Thank you !

You're here because you're a giver. And because you're a do-er. You believe in independent journalism, and you're doing something, giving something, to make it happen. Threshold is growing stronger because of you, and we are so very grateful!

As a token of our appreciation, here are some photos and audio to give you a glimpse of what we've been up to lately. Please note this content is for your eyes (and ears!) only for now -- please do not share this link with anyone.

At Threshold, we are committed to telling in-depth stories about some of the biggest issues of our time. Our goal is to make complicated environmental issues personal, immediate and real. We also want to present all sides, and empower our listeners with the facts you need to make up your own minds.

This work takes time and resources. Your support is crucial. From all of us here at Threshold, thank you.

 
 
 

Aqqalooraq Heilman-Lennart | Sisimiut, Greenland

photo by Amy Martin

photo by Amy Martin

Aqqalooraq calls himself a "failed Greenlandic" because he isn't interested in hunting, fishing or other subsistence activities. Instead, he practices his bass, reads philosophy, and works on his English and Japanese by watching YouTube videos. Like most people I spoke with in the Arctic, he is very knowledge about U.S. politics, which led me to ask him how it feels when he hears people denying the science around climate change.


Nora Kuzuguk | Shishmaref, Alaska

photo by Nick Mott

Nora Kuzuguk has lived through huge changes on the tiny island of Shishmaref, Alaska. As a child, she visited with the last remaining families to live in underground sod houses. She remembers how the sound of an airplane would send all of the children running from the school to watch it land. Now, ocean waves are taking huge bites out of the narrow island, as global warming reduces the sea ice that used to serve as protection from erosion. Nora and all of the people of Shishmaref need to get to safer ground -- but they want to relocate together, as a community. This is a long and costly process, but Nora and most others we spoke with in Shishmaref believe their community needs to stays intact in order for the next generation to thrive.


Mary Grace Eula | Svalbard, Norway

photo by Amy Martin

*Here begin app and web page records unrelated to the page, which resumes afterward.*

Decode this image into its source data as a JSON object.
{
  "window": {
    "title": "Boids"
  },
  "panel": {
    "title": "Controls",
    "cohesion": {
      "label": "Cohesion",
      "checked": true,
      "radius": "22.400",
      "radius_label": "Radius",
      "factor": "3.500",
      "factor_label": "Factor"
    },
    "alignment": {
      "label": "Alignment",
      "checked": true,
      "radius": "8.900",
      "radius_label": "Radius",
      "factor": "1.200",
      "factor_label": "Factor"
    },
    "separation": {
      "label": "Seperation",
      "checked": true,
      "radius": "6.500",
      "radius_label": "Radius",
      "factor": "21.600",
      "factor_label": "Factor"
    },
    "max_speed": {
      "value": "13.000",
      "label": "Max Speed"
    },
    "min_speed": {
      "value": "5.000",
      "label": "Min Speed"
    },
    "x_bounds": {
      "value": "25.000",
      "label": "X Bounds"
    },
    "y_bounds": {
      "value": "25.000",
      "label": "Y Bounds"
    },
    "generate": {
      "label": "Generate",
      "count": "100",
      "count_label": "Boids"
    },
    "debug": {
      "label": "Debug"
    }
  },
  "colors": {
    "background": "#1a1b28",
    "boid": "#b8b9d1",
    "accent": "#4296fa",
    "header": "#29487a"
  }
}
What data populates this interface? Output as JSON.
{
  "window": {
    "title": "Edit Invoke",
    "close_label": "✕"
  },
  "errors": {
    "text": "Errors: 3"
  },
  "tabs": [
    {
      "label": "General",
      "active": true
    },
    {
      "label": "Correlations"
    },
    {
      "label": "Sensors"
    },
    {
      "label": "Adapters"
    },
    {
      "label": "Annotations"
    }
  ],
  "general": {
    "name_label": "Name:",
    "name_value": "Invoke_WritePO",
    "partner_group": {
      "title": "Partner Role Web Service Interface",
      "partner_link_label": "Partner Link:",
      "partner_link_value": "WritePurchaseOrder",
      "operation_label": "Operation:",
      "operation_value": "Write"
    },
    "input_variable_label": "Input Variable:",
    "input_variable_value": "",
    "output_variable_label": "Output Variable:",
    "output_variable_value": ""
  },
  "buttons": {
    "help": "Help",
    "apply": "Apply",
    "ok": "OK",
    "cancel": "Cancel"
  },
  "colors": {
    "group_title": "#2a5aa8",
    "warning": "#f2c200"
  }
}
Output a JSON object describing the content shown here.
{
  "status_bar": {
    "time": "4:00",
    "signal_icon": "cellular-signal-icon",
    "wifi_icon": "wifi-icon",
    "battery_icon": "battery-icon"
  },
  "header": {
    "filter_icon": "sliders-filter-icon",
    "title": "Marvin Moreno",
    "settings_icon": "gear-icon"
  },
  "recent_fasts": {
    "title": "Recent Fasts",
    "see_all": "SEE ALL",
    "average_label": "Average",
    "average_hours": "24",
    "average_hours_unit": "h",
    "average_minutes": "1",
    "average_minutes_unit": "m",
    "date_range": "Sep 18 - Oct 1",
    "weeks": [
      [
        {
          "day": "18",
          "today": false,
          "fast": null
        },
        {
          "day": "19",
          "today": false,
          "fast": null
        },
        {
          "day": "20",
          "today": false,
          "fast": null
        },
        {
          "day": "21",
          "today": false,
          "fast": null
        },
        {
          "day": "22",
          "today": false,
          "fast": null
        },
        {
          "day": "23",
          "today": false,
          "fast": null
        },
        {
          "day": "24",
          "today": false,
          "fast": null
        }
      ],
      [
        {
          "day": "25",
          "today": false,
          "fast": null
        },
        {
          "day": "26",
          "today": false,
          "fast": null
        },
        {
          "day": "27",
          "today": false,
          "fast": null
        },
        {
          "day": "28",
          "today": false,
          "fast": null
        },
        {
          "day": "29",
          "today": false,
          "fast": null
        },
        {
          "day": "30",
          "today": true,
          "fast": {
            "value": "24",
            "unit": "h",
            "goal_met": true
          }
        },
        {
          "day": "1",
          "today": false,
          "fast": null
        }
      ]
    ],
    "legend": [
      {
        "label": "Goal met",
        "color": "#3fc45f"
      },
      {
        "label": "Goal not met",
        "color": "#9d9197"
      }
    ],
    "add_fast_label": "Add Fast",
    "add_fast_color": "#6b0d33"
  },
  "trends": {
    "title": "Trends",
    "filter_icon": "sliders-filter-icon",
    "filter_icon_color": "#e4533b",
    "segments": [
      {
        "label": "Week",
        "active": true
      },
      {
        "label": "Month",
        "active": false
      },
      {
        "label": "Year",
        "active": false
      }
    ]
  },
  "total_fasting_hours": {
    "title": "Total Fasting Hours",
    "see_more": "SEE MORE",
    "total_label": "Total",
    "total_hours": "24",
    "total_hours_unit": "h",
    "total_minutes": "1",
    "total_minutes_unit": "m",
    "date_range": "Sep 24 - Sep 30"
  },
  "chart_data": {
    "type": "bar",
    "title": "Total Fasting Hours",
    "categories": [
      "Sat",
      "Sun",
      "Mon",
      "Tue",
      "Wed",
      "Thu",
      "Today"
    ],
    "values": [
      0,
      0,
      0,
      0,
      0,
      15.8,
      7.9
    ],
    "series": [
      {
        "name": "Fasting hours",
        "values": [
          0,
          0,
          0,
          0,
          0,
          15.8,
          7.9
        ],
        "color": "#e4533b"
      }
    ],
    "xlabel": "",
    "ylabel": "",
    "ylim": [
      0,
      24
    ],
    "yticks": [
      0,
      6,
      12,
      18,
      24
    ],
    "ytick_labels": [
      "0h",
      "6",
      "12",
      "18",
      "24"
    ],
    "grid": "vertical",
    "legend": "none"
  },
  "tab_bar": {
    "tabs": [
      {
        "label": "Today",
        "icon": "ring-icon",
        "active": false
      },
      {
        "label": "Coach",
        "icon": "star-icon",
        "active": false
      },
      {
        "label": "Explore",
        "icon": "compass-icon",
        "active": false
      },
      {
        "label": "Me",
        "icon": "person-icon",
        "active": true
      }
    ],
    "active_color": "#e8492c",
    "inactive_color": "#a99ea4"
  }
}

Mary Grace Eula travels north from the Philippines every year to work on a tourist boat in Svalbard, Norway. She is 24 years old and plans to start her own floating restaurant in her home country someday. Increasingly, the Arctic attracts people from around the world, hoping to find their fortunes in oil, natural gas or gold, or simply better their lives through seasonal labor.


Gideon James | Arctic Village, Alaska

photo by Amy Martin

Gideon James was born in Arctic Village, Alaska and is a member of the Gwich'in Nation. While checking his fishing nets, we discuss the possibility of oil and gas development on the coastal plain of the Arctic National Wildlife Refuge. The Porcupine caribou herd uses the coastal plain as their calving grounds; Gideon's community depends on the Porcupine herd for survival. Warning: Gideon uses some salty language when he finds an especially big fish in his net.


Amanda Kernell | Umeå, Sweden

Amanda Kernell is the director of Sami Blood, a film exploring identity, racism and the effects of colonialism in the Sami community. She is the first Sami woman to produce a feature film. Sami Blood was featured at Sundance, and Kernell was named Best Young Director at the Venice Film Festival in 2016.

I interviewed her after the film was screened in her hometown of Umeå, Sweden. The land behind her in the photo below was once a Sami reindeer herding area.


Kim Holmén | Svalbard, Norway

photo by Amy Martin

Kim Holmén is the international director of the Norwegian Polar Institute. He works with high-level policy makers from around the world on polar issues. I spoke with him outside of the Global Seed Vault in Svalbard.